Job Providers Coalition applauds the passage of HR 25 and SR 16
February 21, 2019
Joins the Legislature in calling on the Supreme Court to provide certainty to employers
LANSING, Feb. 20, 2019–The Small Business for a Better Michigan (SBBM) today expressed support for House Resolution 25 and Senate Resolution 16, taken up by the House and Senate today, calling on the Michigan Supreme Court to opine on the constitutionality of the legislative amendments to the Paid Sick Leave and Minimum Wage laws last session.
SBBM supported the revisions to the ballot proposals that were approved by the Legislature, bringing Michigan more in line with federal policies and other states.
The Resolutions were passed by lawmakers in response to a request made to the Attorney General asking for the constitutionality of adopting and amending a citizen-initiated petition within the same session. If the Attorney General’s opinion was unfavorable, it would create an administrative nightmare for job providers and unintended consequences for employees in the process.
“It has become increasingly common for policies to be challenged legally when opponents lose the issue in the regular lawmaking process,” said Brian Calley, president of the Small Business Association of Michigan. “In this case, the uncertainty of waiting for a final decision from a lengthy court process will cause great harm to our economy, job providers and their employees. Having an opinion from the Supreme Court makes sense for all parties involved. We are very confident that the legislature acted squarely within its constitutional authority.”
Charlie Owens, state director of the NFIB in Michigan concurred. “This action is critical for thousands of Michigan small business owners trying to figure out which version of the law they will have to comply with by the March 29 deadline. We believe the Legislature was on solid constitutional ground in making the changes, but only the state Supreme Court can settle this issue once and for all.”
“We applaud the House and Senate for asking the Michigan Supreme Court to render an opinion on the constitutionality of the minimum wage and mandatory paid sick leave statues,” said Wendy Block, Vice President of Business Advocacy for the Michigan Chamber. “Employers and employees alike would be harmed by a protracted legal dispute on the constitutionality of the law. The Michigan Supreme Court has the opportunity to bring clarity and finality to the state of the law.”
“We are very confident the courts will uphold the constitutional authority for the legislature to implement reasonable paid leave policies in Michigan and welcome a review by the Supreme Court. Businesses need certainty as they make investment decisions for the future.

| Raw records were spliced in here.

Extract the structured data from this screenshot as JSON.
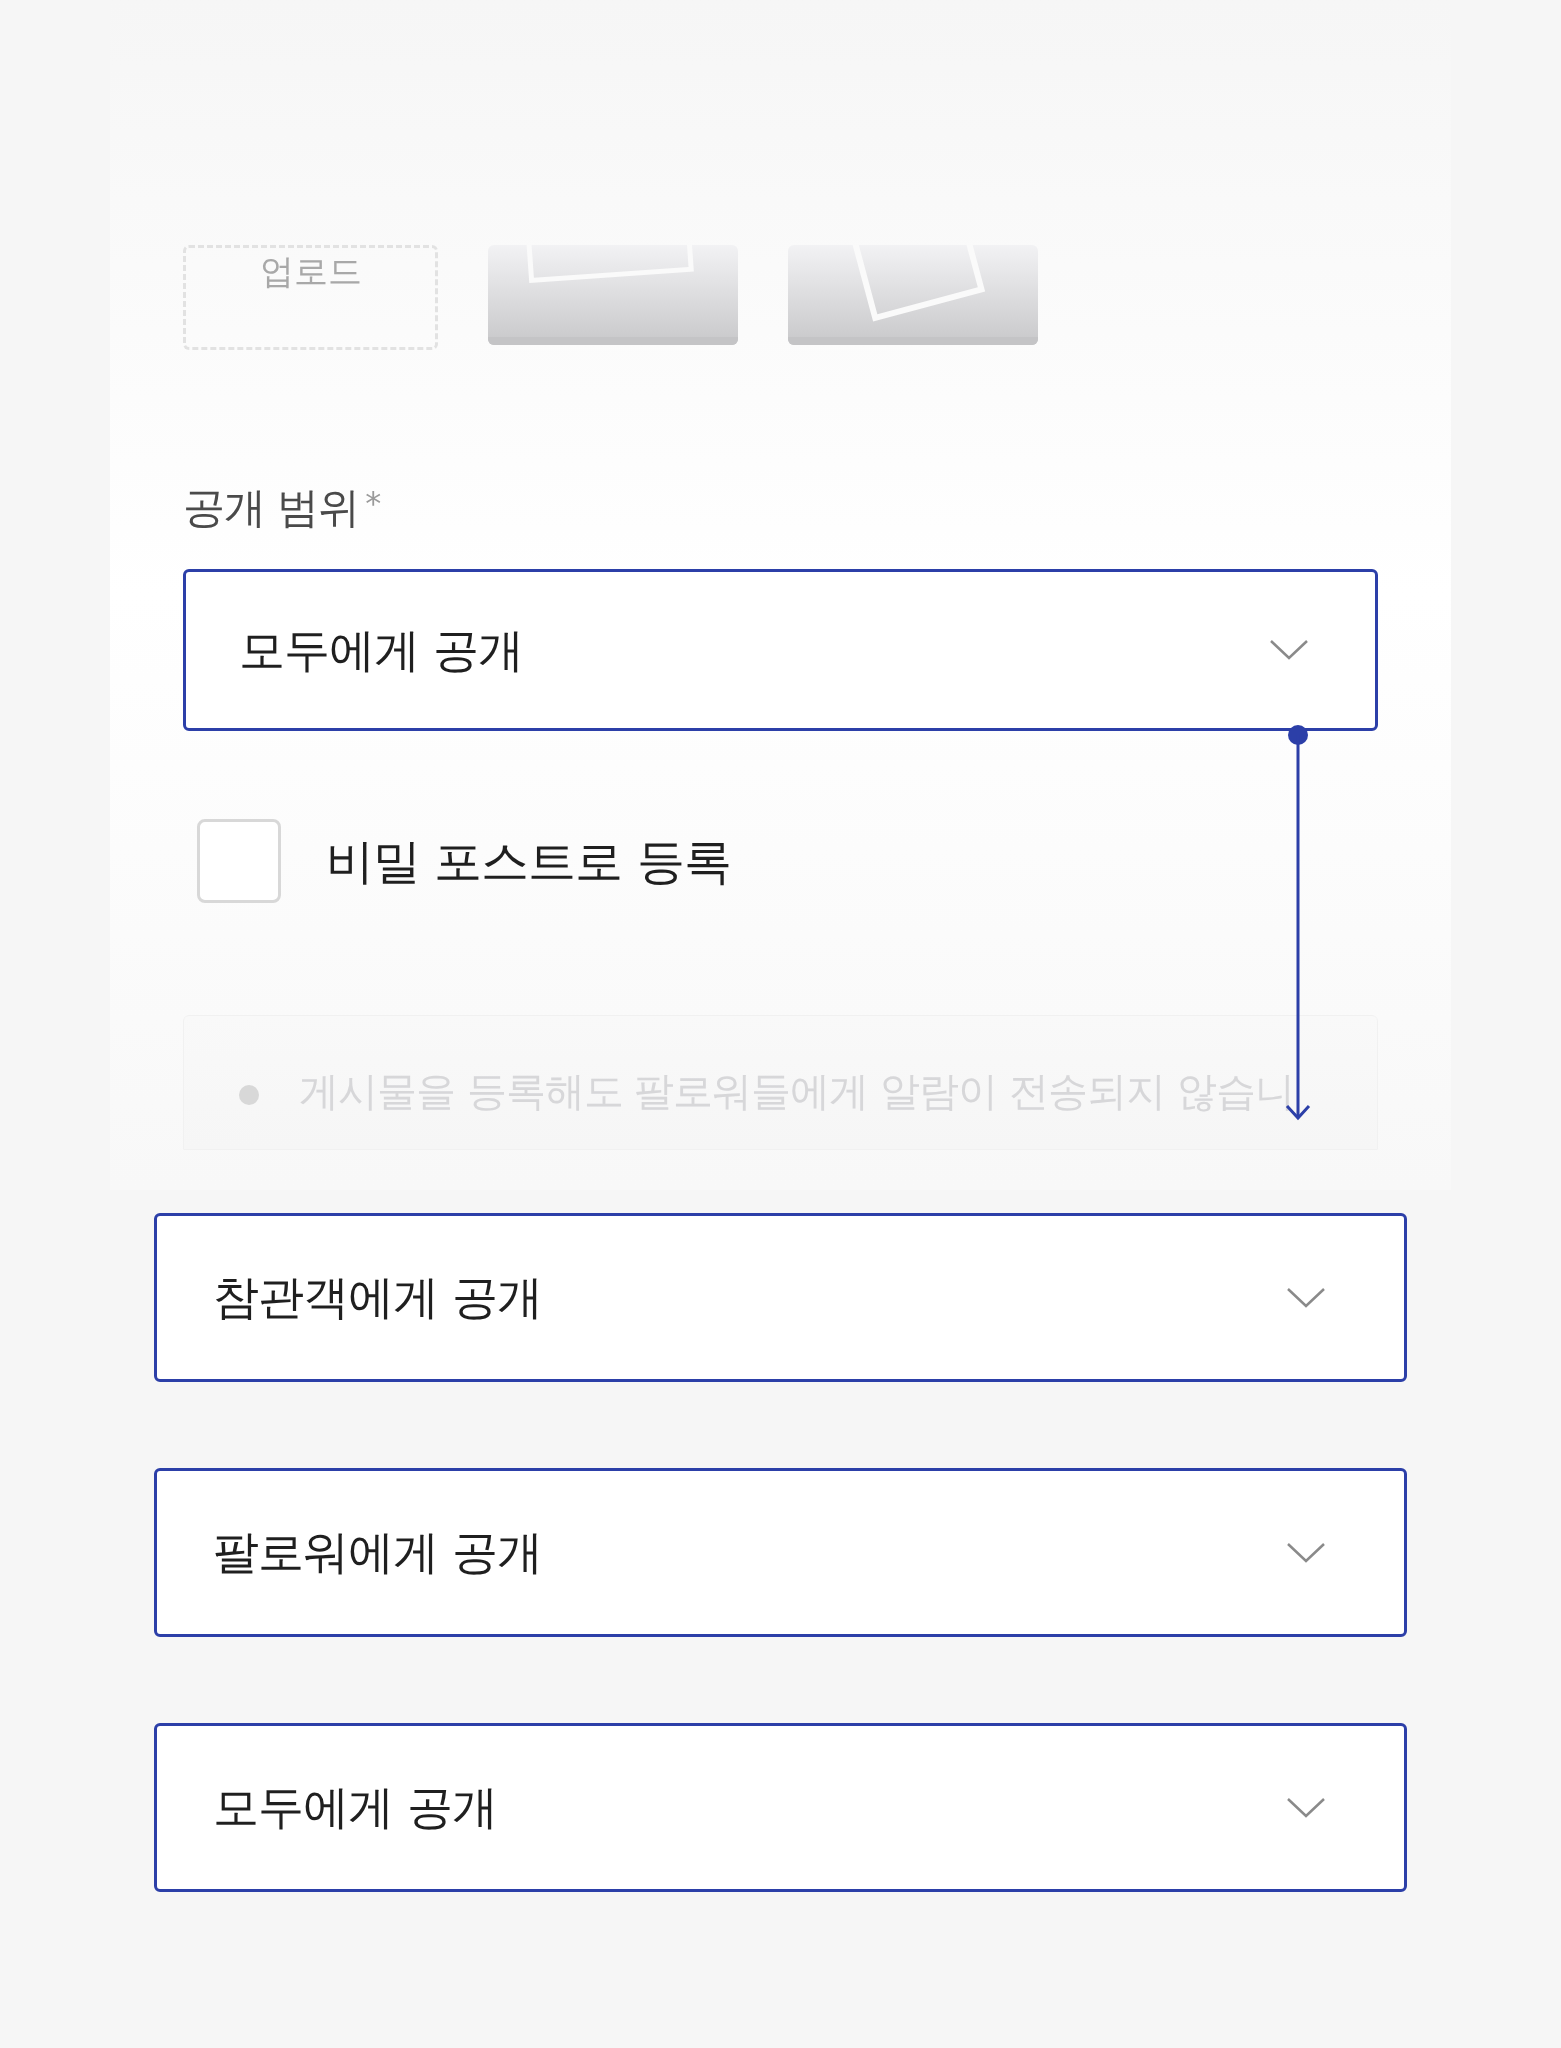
{
  "upload": {
    "label": "업로드"
  },
  "visibility": {
    "label": "공개 범위",
    "required_mark": "*",
    "value": "모두에게 공개"
  },
  "secret_post": {
    "label": "비밀 포스트로 등록",
    "checked": false
  },
  "notice": "게시물을 등록해도 팔로워들에게 알람이 전송되지 않습니",
  "variants": [
    {
      "value": "참관객에게 공개"
    },
    {
      "value": "팔로워에게 공개"
    },
    {
      "value": "모두에게 공개"
    }
  ]
}
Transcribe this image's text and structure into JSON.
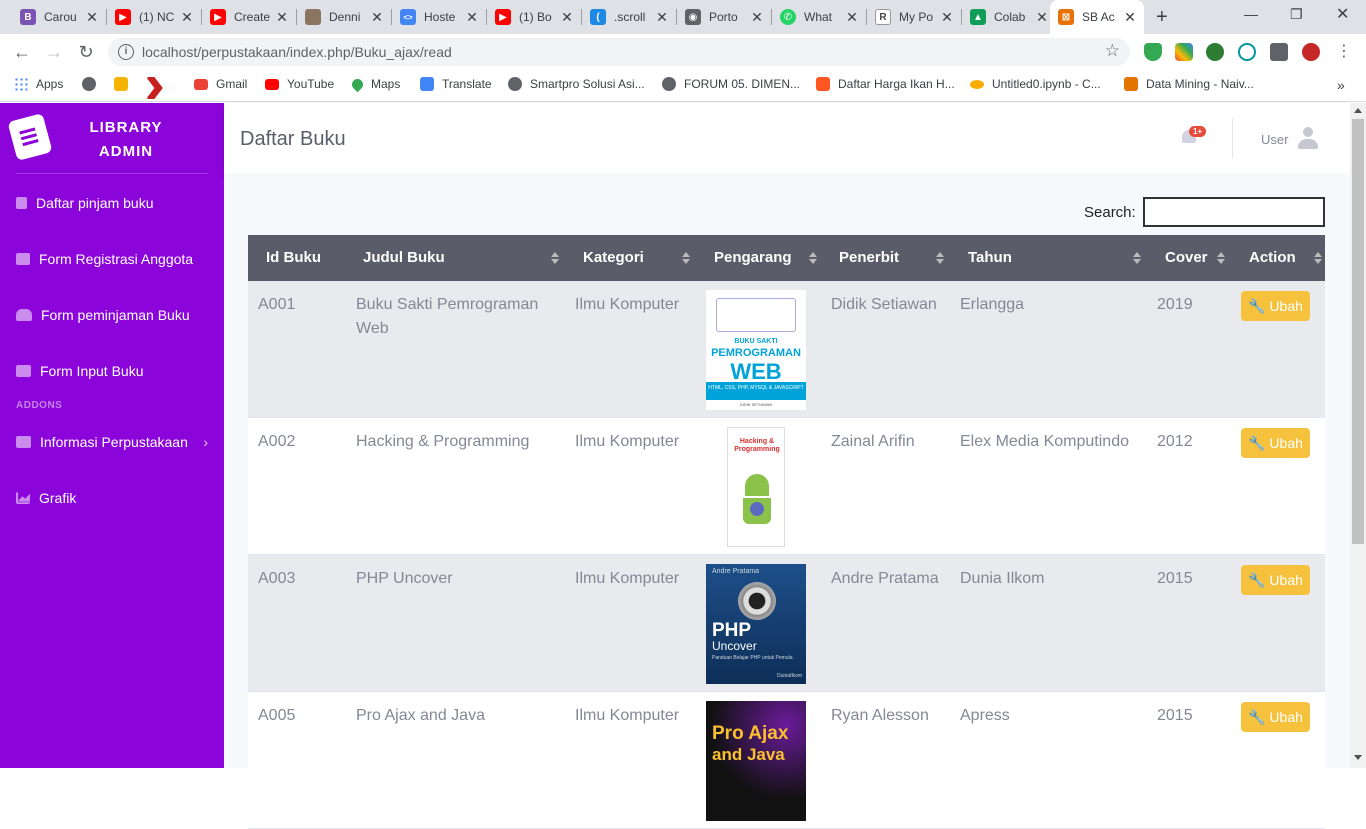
{
  "browser": {
    "tabs": [
      {
        "title": "Carou",
        "color": "#7952b3",
        "glyph": "B"
      },
      {
        "title": "(1) NC",
        "color": "#ff0000",
        "glyph": "▶"
      },
      {
        "title": "Create",
        "color": "#ff0000",
        "glyph": "▶"
      },
      {
        "title": "Denni",
        "color": "#8a7560",
        "glyph": ""
      },
      {
        "title": "Hoste",
        "color": "#4285f4",
        "glyph": "<>"
      },
      {
        "title": "(1) Bo",
        "color": "#ff0000",
        "glyph": "▶"
      },
      {
        "title": ".scroll",
        "color": "#1e88e5",
        "glyph": "("
      },
      {
        "title": "Porto",
        "color": "#5f6368",
        "glyph": "◉"
      },
      {
        "title": "What",
        "color": "#25d366",
        "glyph": "✆"
      },
      {
        "title": "My Po",
        "color": "#444444",
        "glyph": "R"
      },
      {
        "title": "Colab",
        "color": "#0f9d58",
        "glyph": "▲"
      },
      {
        "title": "SB Ac",
        "color": "#e8710a",
        "glyph": "⊠"
      }
    ],
    "url_host": "localhost",
    "url_path": "/perpustakaan/index.php/Buku_ajax/read",
    "bookmarks": [
      {
        "label": "Apps",
        "color": "#4285f4"
      },
      {
        "label": "",
        "color": "#5f6368"
      },
      {
        "label": "",
        "color": "#f4b400"
      },
      {
        "label": "",
        "color": "#c5221f"
      },
      {
        "label": "Gmail",
        "color": "#ea4335"
      },
      {
        "label": "YouTube",
        "color": "#ff0000"
      },
      {
        "label": "Maps",
        "color": "#34a853"
      },
      {
        "label": "Translate",
        "color": "#4285f4"
      },
      {
        "label": "Smartpro Solusi Asi...",
        "color": "#5f6368"
      },
      {
        "label": "FORUM 05. DIMEN...",
        "color": "#5f6368"
      },
      {
        "label": "Daftar Harga Ikan H...",
        "color": "#ff5722"
      },
      {
        "label": "Untitled0.ipynb - C...",
        "color": "#f9ab00"
      },
      {
        "label": "Data Mining - Naiv...",
        "color": "#e37400"
      }
    ]
  },
  "sidebar": {
    "brand_line1": "LIBRARY",
    "brand_line2": "ADMIN",
    "items": [
      {
        "label": "Daftar pinjam buku"
      },
      {
        "label": "Form Registrasi Anggota"
      },
      {
        "label": "Form peminjaman Buku"
      },
      {
        "label": "Form Input Buku"
      },
      {
        "label": "Informasi Perpustakaan"
      },
      {
        "label": "Grafik"
      }
    ],
    "heading": "ADDONS"
  },
  "topbar": {
    "page_title": "Daftar Buku",
    "badge": "1+",
    "user_name": "User"
  },
  "table": {
    "search_label": "Search:",
    "search_value": "",
    "columns": [
      "Id Buku",
      "Judul Buku",
      "Kategori",
      "Pengarang",
      "Penerbit",
      "Tahun",
      "Cover",
      "Action"
    ],
    "action_label": "Ubah",
    "rows": [
      {
        "id": "A001",
        "judul1": "Buku Sakti Pemrograman",
        "judul2": "Web",
        "kategori": "Ilmu Komputer",
        "pengarang": "Didik Setiawan",
        "penerbit": "Erlangga",
        "tahun": "2019"
      },
      {
        "id": "A002",
        "judul1": "Hacking & Programming",
        "judul2": "",
        "kategori": "Ilmu Komputer",
        "pengarang": "Zainal Arifin",
        "penerbit": "Elex Media Komputindo",
        "tahun": "2012"
      },
      {
        "id": "A003",
        "judul1": "PHP Uncover",
        "judul2": "",
        "kategori": "Ilmu Komputer",
        "pengarang": "Andre Pratama",
        "penerbit": "Dunia Ilkom",
        "tahun": "2015"
      },
      {
        "id": "A005",
        "judul1": "Pro Ajax and Java",
        "judul2": "",
        "kategori": "Ilmu Komputer",
        "pengarang": "Ryan Alesson",
        "penerbit": "Apress",
        "tahun": "2015"
      }
    ],
    "covers": [
      {
        "line1": "BUKU SAKTI",
        "line2": "PEMROGRAMAN",
        "line3": "WEB",
        "sub": "HTML, CSS, PHP, MYSQL & JAVASCRIPT",
        "author": "DIDIK SETIAWAN"
      },
      {
        "line1": "Hacking &",
        "line2": "Programming",
        "line3": "",
        "sub": "",
        "author": ""
      },
      {
        "line1": "Andre Pratama",
        "line2": "PHP",
        "line3": "Uncover",
        "sub": "Panduan Belajar PHP untuk Pemula",
        "author": "DuniaIlkom"
      },
      {
        "line1": "Pro Ajax",
        "line2": "and Java",
        "line3": "",
        "sub": "",
        "author": ""
      }
    ]
  },
  "colors": {
    "sidebar": "#8b04d9",
    "table_header": "#5a5c69",
    "button_warning": "#f6c23e",
    "badge": "#e74a3b"
  }
}
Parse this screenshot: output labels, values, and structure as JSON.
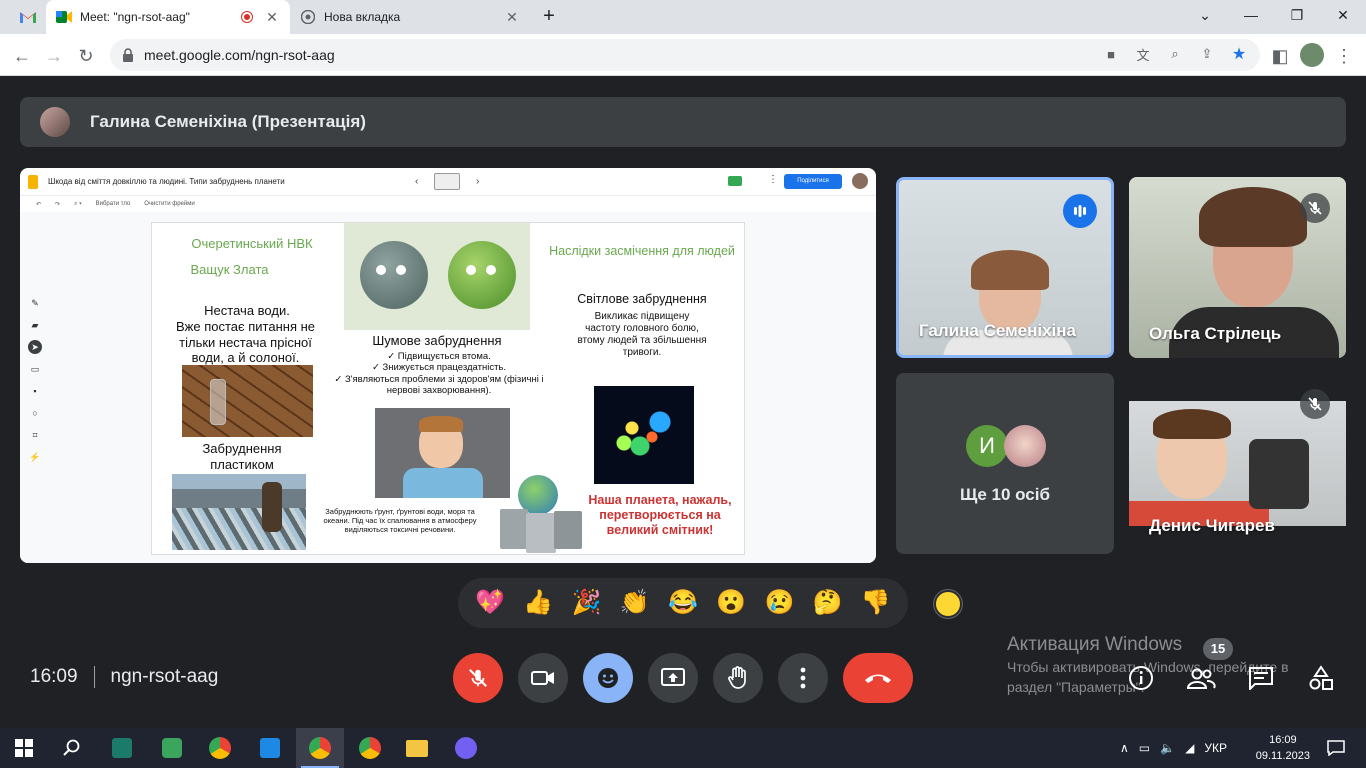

Lingering uncertainty on this issue damages Michigan’s business climate and stymies job growth. The legislature made the right call in implementing a policy that balances the interests of Michigan families and a positive business climate that attracts more jobs to this state,” said Mike Johnston, VP of Government Affairs for the Michigan Manufacturers Association.
The Small Business for a Better Michigan coalition is an organization of state job providers that seeks to educate voters about the danger of business policy being dictated by out of state groups and special interests, rather than leaving policy making in the hands of policy makers. Members of the coalition include the Michigan Manufacturing Association, NFIB, Small Business Association of Michigan, Michigan Restaurant and Lodging Association, Michigan Chamber of Commerce, Michigan Soft Drink Association, Home Builders Association of Michigan, Michigan Retailers Association, Associated Builders & Contractors of Michigan, Michigan Freedom Fund, Grand Rapids Chamber of Commerce, Detroit Regional Chamber of Commerce, Lansing Regional Chamber of Commerce, Auto Dealers of Michigan, Michigan Dental Association, and Michigan Golf Course Association.